According to Hämäläinen, the employment results of this trial were affected in 2018 by the entry into force of the so-called “job activation model”, a reform that tightened the criteria for receiving unemployment benefits, but not basic income.
Instead, the study authors agree that basic income did have clear effects on the unemployed’s perception of their own economic and mental well-being, as confirmed by a survey conducted shortly before the end of the pilot program.
Of the basic income recipients who participated in the survey, 13% said they live comfortably and 47% did not experience serious financial difficulties, compared to 8% and 44% in the control group, respectively.
At the other extreme, 12% of those who received the basic income affirmed that they barely survive and 28% are in serious financial difficulties, while in the control group the equivalent figures were 15% and 32%, respectively.
“Respondents who received basic income had a more positive perception of their income and economic well-being than the control group.
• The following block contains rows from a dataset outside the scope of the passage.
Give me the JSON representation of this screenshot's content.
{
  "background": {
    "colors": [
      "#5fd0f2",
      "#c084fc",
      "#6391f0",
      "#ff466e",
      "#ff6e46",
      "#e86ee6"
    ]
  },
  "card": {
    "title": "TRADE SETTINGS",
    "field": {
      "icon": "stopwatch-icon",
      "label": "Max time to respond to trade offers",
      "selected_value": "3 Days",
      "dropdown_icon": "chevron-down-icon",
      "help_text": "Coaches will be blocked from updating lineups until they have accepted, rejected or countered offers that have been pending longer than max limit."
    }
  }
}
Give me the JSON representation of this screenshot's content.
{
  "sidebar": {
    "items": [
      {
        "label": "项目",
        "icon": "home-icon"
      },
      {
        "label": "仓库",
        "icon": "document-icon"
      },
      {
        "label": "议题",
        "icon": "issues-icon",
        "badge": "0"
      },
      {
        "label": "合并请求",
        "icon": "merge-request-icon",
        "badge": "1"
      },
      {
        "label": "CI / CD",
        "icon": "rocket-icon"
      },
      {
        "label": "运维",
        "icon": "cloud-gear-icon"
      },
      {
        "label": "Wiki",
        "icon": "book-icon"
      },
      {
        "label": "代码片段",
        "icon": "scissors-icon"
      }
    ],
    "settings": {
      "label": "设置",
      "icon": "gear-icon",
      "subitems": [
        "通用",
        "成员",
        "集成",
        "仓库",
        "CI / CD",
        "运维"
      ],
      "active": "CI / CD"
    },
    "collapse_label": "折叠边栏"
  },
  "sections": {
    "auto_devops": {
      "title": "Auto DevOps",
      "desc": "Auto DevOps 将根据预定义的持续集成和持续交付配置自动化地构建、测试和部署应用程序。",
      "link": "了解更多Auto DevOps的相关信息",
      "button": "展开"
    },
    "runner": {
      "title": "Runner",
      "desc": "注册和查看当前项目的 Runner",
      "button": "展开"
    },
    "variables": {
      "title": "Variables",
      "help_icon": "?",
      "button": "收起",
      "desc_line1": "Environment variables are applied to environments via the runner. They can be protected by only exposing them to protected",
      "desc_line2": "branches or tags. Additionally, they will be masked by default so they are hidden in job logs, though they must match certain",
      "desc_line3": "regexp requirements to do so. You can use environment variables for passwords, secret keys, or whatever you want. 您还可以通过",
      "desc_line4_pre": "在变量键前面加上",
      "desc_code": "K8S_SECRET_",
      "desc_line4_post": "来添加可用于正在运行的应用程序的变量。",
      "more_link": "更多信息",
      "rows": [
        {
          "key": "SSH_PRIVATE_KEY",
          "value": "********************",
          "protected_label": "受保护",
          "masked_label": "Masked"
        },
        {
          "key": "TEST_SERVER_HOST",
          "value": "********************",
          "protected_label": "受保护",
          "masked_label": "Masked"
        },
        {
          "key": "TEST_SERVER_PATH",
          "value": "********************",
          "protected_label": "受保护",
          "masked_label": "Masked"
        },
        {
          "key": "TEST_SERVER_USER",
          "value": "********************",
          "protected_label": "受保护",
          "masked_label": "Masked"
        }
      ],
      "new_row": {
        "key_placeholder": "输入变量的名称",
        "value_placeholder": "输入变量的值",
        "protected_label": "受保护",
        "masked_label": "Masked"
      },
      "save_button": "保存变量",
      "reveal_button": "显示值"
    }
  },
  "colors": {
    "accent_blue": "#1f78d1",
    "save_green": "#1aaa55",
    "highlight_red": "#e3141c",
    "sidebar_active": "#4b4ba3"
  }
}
Most feel that their financial situation is manageable and that they have room for maneuver,” said Minna Ylikännö, researcher at the Finnish Social Security (Kela).
Regarding mental well-being, 22% of the recipients of the basic income admitted suffering depression, ten percentage points less than the control group.
Likewise, the satisfaction with life of the recipients of the basic income was 7.3 (on a scale of zero to ten), compared to 6.8 in the control group.
A FINNISH MODEL UNDER THE EXTERNAL PURPOSE
The Finnish experiment aroused great international interest and many voices considered it a failure when the Nordic country presented the preliminary results in February 2019, something that the Finnish authorities do not share.
“The execution of the experiment was successful and provided new information that would not have been possible without it,” researcher Olli Kangas, head of the trial, said in a statement.
Finnish Health and Social Affairs Minister Aino-Kaisa Pekonen agrees with Kangas and believes that “the information obtained through the experiment will be used to tackle the reform of the social security system.”